The Mail on Sunday has tracked down Sir Philip Green to a spa in Arizona and secured the first interview in what - he tells the paper - has been "the worst week of my life".
Addressing allegations about his behaviour, the Topshop owner says that in his 40 years in business "there has obviously from time to time been banter, but as far as I'm concerned that's never been offensive".
He adds that "if anything I've said has caused offence I'm happy to apologise". Sir Philip also dismissed allegations of sexual misconduct as "nonsense".
The Sunday Times reports on calls for Beyonce to end her multi-million pound partnership with Sir Philip, with whom she collaborated to create the Ivy Park clothing line for Topshop.
Tomorrow's budget looms large in most papers, with the Sunday Telegraph lead saying that the Chancellor will be pumping "hundreds of millions of pounds into installing superfast broadband" in remote areas.
It also says there could be a "cash boost of as much as £1bn" for the Ministry of Defence.
The paper says its own investigation reveals that government's flagship welfare reform is "fuelling the UK's homeless crisis".

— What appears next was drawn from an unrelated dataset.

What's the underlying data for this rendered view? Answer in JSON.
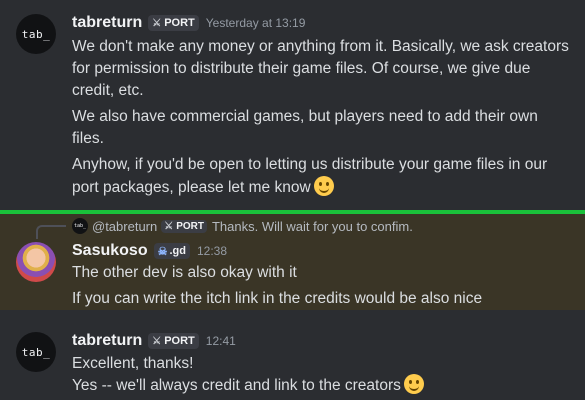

The Mail on Sunday's view is that Mr Hammond is buckling under pressure from Theresa May to "turn on the spending taps" and abandon his pro-austerity stance.
Writing in the Sun on Sunday, the chancellor tells readers that his budget will show that their hard work is bearing fruit, with a bumper £30bn of investment in the country's transport network.
He says the measures he will announce will smooth the journey to a bright future.
Two football-related stories also featured strongly, with pictures of last night's helicopter crash at Leicester City's stadium making the later editions of most papers.
"Fireball" is the headline in The Mirror, over a picture of the flaming crash site. It says the club's owner is feared dead after the helicopter burst into flames on impact with the ground.
The first edition of the Sun on Sunday leads the way on coverage of Glenn Hoddle's condition.
The paper, which devotes seven pages to the former England manager, describes how he collapsed just minutes after filming for BT Sport, and was given the kiss of life by a BT employee who happened to be trained in first aid.
The Daily Star's headline simply says "Come on Glenn" as the former Spurs and England star fights for his life.
And finally, Springfield could be about to say goodbye to one of its much-loved residents, according to the Sunday Telegraph.
It reports that after 28 years minding the counter at the Kwik-e-mart, Apu is going to be axed from the Simpsons. It follows a documentary which called Apu a racist caricature.